Return, from the material below, each line in which the word "JSON" is present.

- _Provided entries_
-.-.-

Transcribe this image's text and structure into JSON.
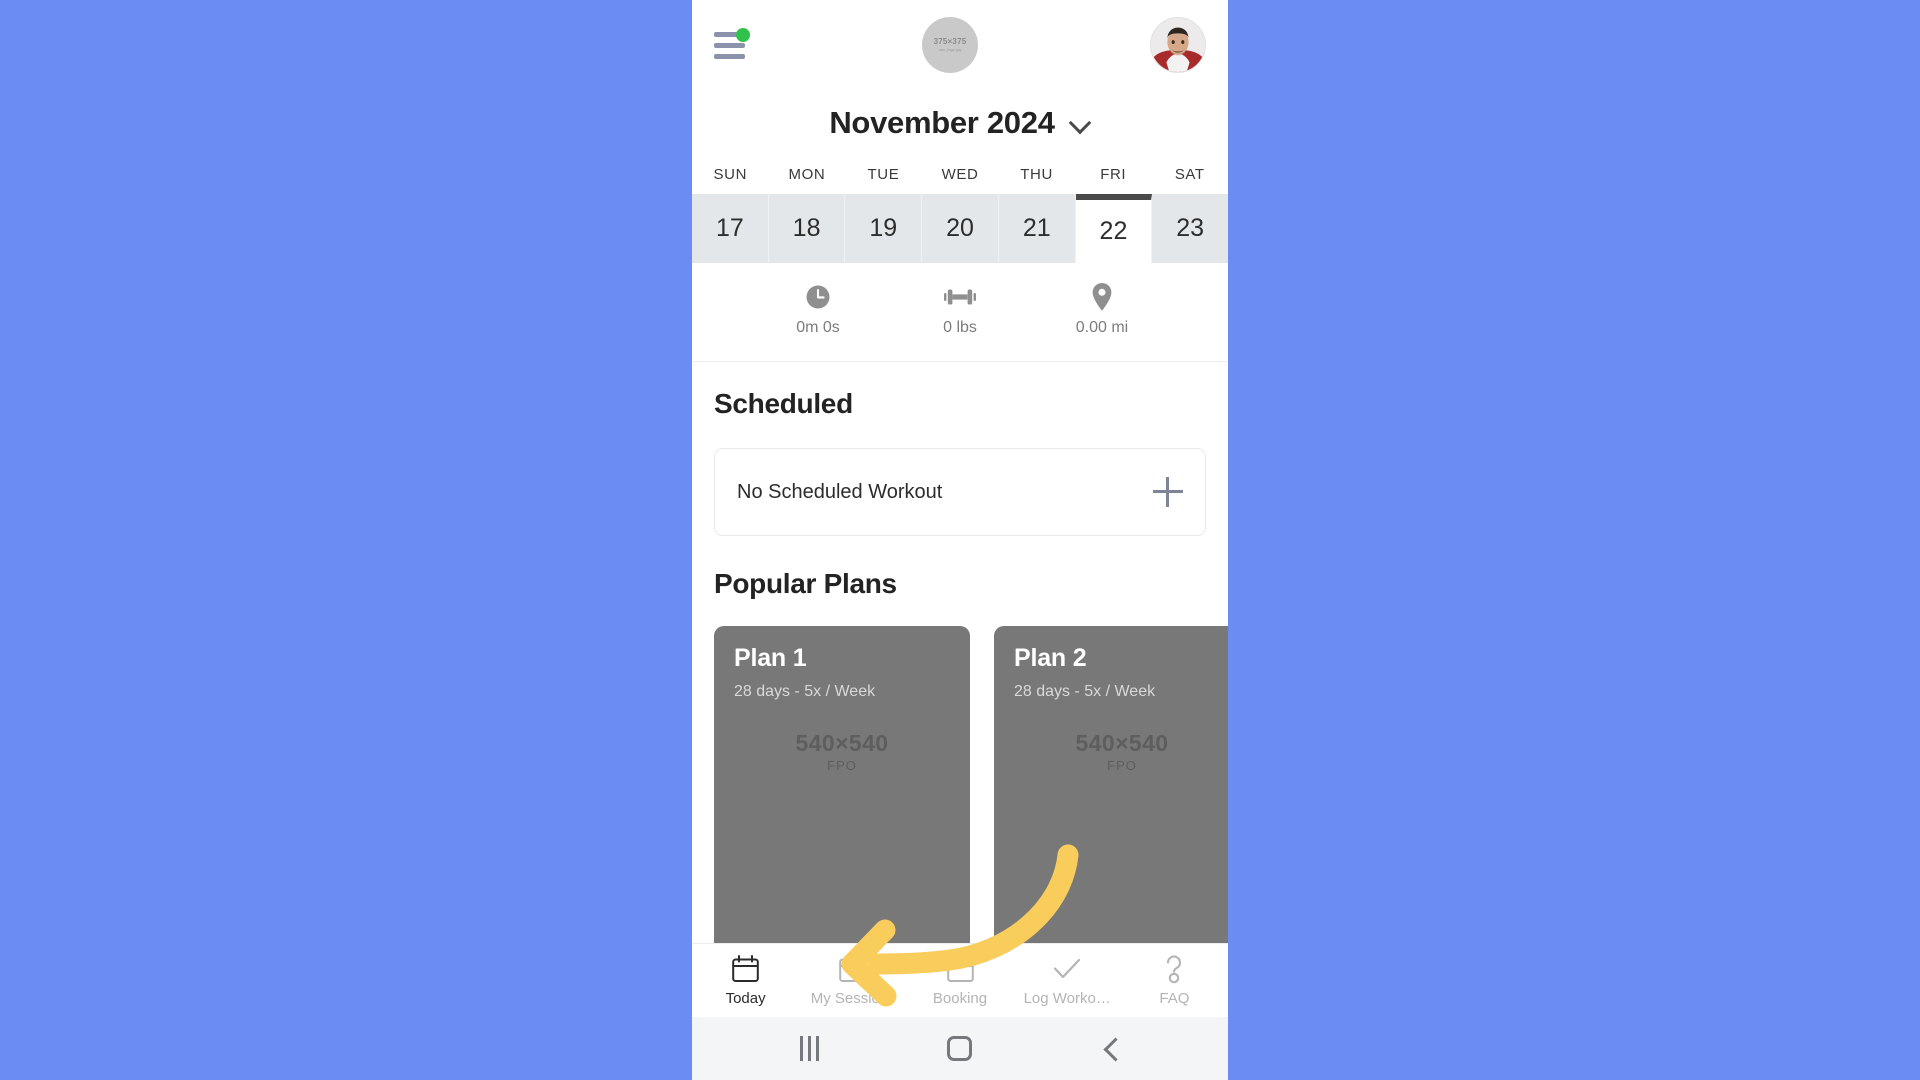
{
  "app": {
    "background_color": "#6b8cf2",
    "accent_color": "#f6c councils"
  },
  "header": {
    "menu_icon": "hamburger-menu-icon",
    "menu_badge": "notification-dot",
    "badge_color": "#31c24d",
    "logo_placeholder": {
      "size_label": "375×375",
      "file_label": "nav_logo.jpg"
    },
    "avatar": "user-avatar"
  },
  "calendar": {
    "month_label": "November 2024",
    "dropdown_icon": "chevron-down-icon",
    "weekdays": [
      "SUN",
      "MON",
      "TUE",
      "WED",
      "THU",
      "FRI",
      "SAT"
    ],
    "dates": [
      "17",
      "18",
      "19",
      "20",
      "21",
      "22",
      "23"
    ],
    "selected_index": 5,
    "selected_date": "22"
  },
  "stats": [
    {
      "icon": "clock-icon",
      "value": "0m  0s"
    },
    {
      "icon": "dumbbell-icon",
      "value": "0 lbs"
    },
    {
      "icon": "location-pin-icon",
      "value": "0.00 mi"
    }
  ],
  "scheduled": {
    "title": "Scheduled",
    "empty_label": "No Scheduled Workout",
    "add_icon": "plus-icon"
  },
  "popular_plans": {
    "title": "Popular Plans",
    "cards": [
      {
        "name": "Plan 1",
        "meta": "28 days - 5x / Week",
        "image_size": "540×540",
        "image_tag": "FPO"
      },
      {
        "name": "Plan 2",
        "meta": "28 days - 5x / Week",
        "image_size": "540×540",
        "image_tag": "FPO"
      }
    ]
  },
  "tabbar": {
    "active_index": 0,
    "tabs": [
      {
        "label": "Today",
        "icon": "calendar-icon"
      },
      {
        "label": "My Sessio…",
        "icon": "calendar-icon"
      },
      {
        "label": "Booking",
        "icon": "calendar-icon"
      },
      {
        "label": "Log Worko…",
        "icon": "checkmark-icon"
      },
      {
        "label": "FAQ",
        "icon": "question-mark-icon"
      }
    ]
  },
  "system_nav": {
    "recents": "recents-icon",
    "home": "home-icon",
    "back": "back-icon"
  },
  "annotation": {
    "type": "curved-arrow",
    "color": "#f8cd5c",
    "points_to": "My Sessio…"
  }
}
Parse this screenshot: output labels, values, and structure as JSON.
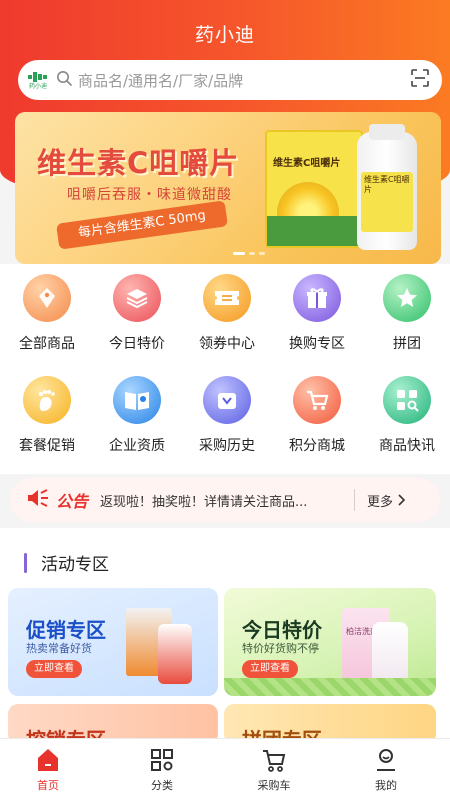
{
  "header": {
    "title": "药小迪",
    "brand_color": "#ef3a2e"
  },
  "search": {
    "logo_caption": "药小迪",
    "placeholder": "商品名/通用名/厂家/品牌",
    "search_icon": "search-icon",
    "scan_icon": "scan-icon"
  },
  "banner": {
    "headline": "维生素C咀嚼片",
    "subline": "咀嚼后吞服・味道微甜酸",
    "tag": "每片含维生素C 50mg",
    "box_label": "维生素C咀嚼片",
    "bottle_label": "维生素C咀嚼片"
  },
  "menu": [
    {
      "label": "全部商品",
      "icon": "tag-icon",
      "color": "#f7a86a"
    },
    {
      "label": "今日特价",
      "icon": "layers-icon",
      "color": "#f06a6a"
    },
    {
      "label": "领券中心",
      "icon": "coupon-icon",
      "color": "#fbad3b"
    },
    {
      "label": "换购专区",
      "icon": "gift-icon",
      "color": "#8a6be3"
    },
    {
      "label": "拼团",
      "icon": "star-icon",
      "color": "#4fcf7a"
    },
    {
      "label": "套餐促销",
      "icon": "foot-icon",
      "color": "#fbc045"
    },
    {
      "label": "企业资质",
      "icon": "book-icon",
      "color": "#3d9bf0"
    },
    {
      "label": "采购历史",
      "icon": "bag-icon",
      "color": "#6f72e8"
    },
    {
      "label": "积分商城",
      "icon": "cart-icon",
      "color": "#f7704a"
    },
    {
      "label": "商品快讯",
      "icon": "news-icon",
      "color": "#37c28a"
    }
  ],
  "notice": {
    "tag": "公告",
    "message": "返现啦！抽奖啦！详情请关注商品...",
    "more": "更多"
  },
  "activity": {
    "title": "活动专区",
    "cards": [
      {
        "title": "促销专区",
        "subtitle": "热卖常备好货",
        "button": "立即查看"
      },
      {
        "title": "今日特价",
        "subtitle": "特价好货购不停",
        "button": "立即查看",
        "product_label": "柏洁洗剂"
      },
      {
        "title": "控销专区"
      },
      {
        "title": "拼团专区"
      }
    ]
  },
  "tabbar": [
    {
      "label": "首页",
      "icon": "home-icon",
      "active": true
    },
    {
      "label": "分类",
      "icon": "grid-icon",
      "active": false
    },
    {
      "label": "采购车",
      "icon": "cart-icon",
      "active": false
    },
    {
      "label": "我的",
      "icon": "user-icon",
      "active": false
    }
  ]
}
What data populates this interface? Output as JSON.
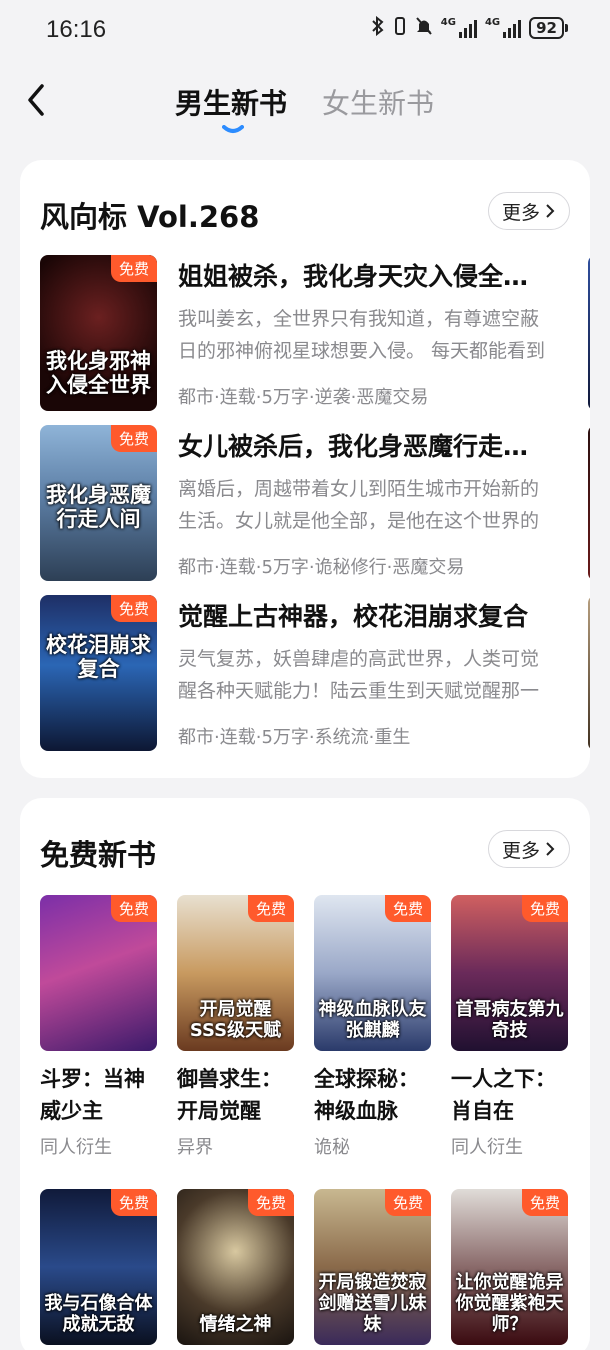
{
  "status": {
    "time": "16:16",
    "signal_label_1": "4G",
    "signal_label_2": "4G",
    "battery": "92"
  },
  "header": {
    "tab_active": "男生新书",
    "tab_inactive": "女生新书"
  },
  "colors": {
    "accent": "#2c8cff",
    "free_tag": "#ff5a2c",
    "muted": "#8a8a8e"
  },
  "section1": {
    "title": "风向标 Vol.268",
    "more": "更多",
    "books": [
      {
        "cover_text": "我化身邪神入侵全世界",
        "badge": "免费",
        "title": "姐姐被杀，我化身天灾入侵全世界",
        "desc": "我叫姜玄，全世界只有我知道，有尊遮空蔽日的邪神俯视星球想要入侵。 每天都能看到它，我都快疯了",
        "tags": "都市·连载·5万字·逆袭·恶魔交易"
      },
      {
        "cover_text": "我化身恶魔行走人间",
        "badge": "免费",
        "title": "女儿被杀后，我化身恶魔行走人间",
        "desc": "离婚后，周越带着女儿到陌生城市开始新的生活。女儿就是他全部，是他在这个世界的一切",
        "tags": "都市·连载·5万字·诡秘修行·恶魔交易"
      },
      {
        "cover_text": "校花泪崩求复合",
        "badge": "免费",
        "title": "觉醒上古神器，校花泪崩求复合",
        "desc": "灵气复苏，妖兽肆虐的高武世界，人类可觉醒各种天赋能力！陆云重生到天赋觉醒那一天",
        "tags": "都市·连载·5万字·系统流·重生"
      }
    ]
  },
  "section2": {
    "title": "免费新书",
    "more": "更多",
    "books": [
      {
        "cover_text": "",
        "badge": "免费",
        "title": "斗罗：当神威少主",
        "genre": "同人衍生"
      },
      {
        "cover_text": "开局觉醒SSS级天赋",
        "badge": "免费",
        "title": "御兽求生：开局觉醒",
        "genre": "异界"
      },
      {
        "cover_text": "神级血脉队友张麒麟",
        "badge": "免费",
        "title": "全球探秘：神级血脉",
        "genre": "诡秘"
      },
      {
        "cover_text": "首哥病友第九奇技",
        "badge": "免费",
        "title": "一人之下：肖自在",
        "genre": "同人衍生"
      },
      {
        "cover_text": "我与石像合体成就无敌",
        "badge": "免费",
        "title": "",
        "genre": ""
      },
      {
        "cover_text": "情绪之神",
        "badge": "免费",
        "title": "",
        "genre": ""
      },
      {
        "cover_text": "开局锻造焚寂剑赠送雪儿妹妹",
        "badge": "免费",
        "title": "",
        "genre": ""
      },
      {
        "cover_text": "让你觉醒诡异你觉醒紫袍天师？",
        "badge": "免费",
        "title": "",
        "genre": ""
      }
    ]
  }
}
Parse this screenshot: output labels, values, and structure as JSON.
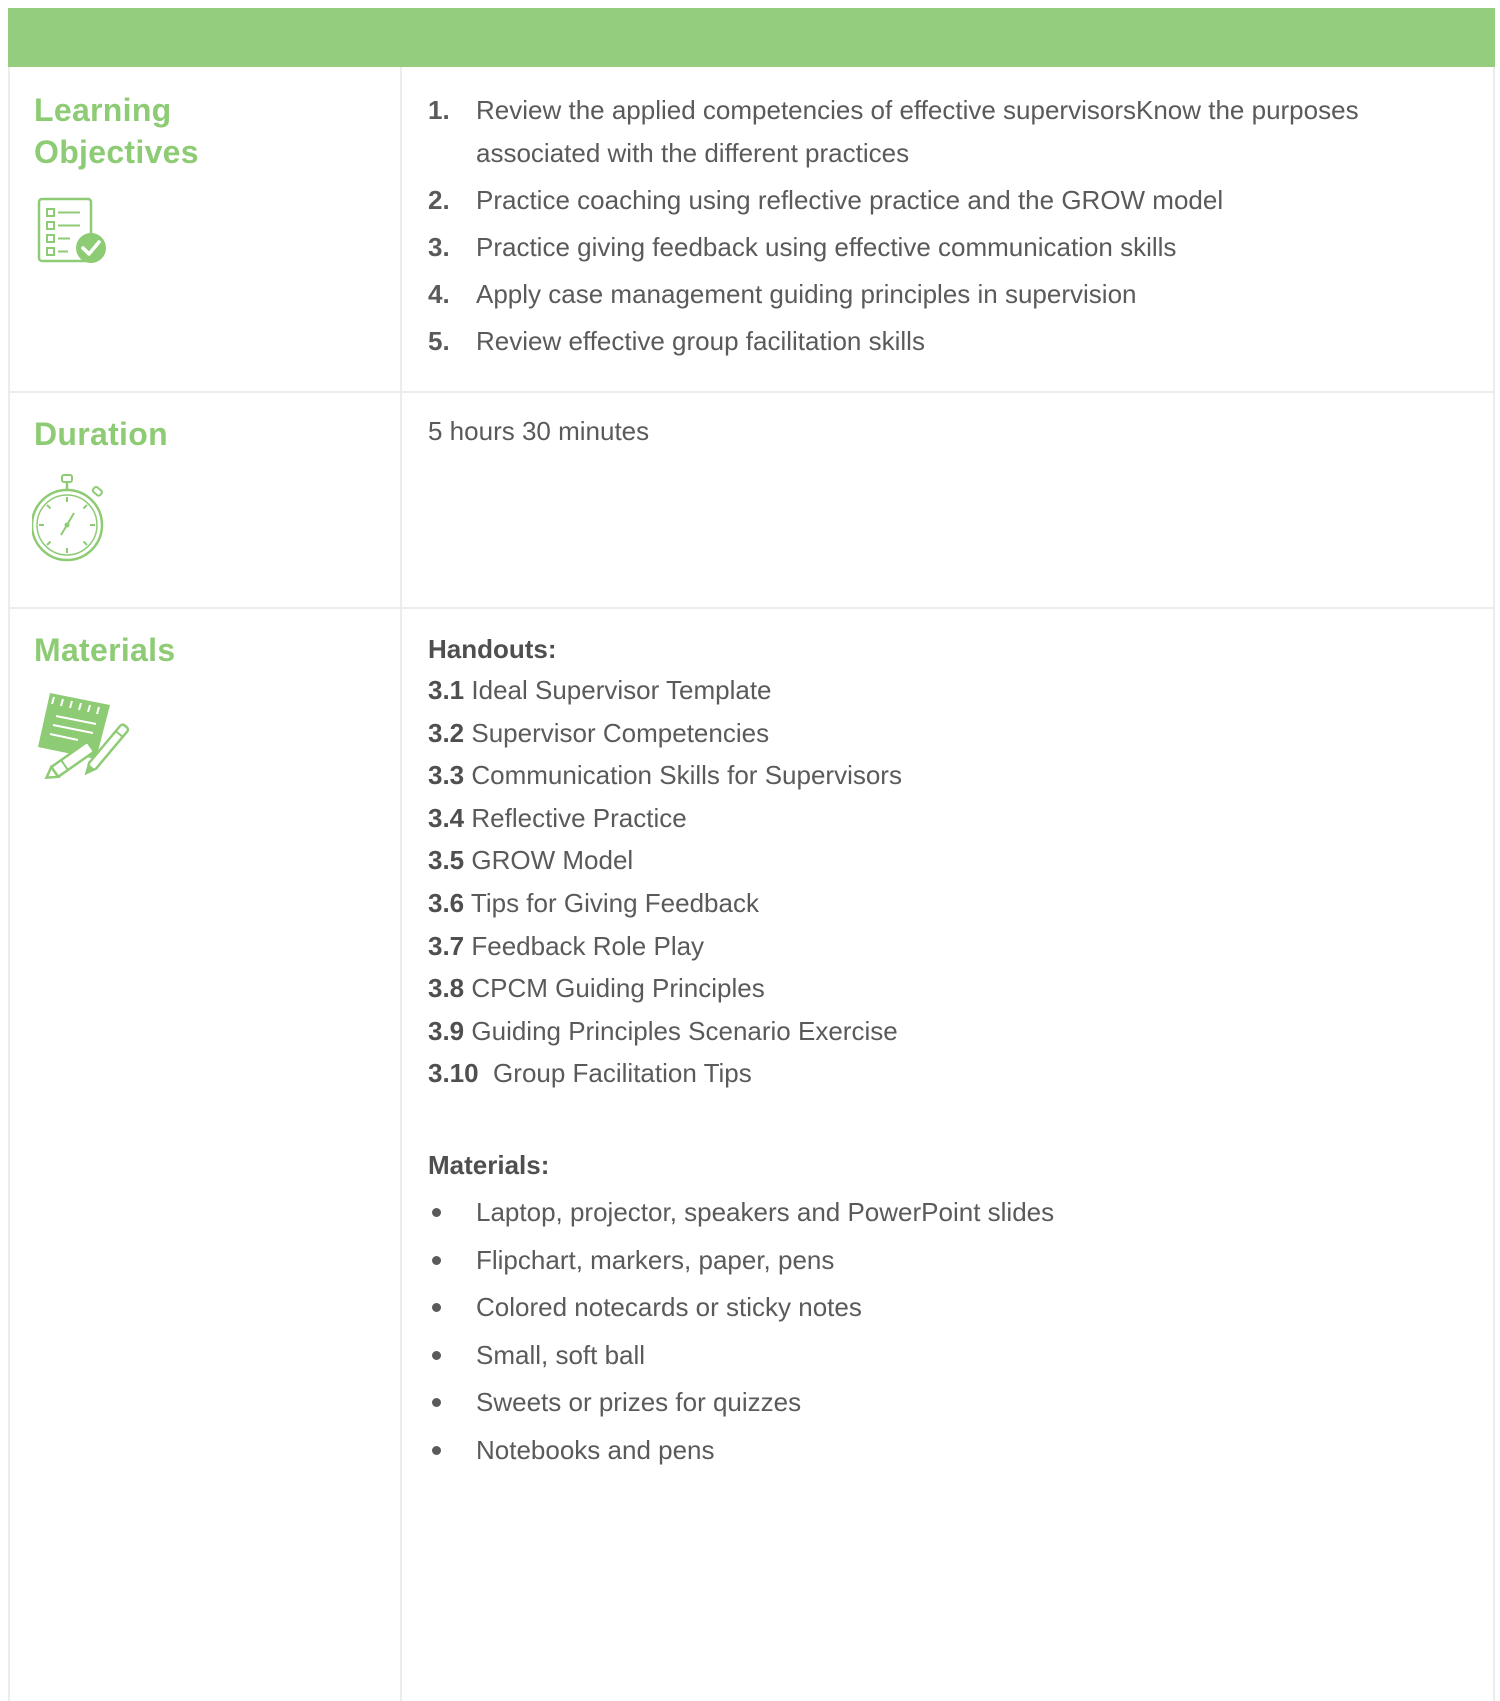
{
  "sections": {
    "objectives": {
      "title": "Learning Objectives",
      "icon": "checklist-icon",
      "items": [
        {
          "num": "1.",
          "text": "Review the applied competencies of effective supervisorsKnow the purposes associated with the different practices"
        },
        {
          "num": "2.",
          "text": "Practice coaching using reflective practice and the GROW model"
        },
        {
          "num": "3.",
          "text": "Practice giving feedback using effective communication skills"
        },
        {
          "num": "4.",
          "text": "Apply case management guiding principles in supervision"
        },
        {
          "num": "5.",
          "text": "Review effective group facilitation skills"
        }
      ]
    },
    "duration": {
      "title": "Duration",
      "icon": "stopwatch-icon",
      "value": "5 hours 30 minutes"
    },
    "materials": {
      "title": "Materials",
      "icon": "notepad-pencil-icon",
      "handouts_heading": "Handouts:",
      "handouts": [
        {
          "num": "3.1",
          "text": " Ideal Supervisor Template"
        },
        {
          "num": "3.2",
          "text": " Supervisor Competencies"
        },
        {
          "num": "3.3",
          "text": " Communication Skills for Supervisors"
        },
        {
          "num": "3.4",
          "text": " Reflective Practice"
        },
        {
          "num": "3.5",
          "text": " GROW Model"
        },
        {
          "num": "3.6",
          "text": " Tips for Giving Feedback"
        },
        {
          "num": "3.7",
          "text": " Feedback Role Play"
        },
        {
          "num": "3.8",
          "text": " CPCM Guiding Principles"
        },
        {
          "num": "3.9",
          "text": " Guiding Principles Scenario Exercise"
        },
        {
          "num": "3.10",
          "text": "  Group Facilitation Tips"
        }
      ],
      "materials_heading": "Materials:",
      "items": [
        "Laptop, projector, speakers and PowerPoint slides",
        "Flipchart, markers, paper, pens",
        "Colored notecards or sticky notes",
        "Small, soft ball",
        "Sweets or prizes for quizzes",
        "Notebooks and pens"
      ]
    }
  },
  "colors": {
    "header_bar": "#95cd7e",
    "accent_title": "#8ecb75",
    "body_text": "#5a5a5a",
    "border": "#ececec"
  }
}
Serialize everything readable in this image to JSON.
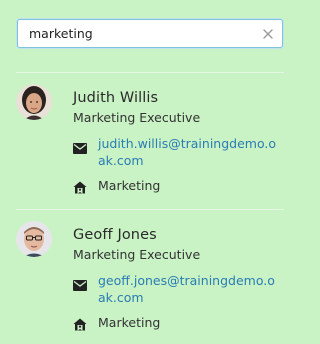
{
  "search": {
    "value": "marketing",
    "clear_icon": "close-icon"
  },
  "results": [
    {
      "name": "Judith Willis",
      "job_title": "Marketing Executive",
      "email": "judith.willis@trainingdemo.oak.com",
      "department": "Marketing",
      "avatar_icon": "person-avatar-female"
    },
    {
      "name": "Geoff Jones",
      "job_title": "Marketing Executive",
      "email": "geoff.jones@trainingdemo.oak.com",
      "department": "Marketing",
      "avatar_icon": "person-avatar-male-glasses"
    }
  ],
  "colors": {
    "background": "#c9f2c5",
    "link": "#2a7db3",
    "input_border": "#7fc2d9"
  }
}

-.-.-

- _Result of this task_
Transcribe this image's text and structure into JSON.
Parse this screenshot: output labels, values, and structure as JSON.
What data populates this interface? Output as JSON.
Parse this screenshot: output labels, values, and structure as JSON.
Serialize everything readable in this image to JSON.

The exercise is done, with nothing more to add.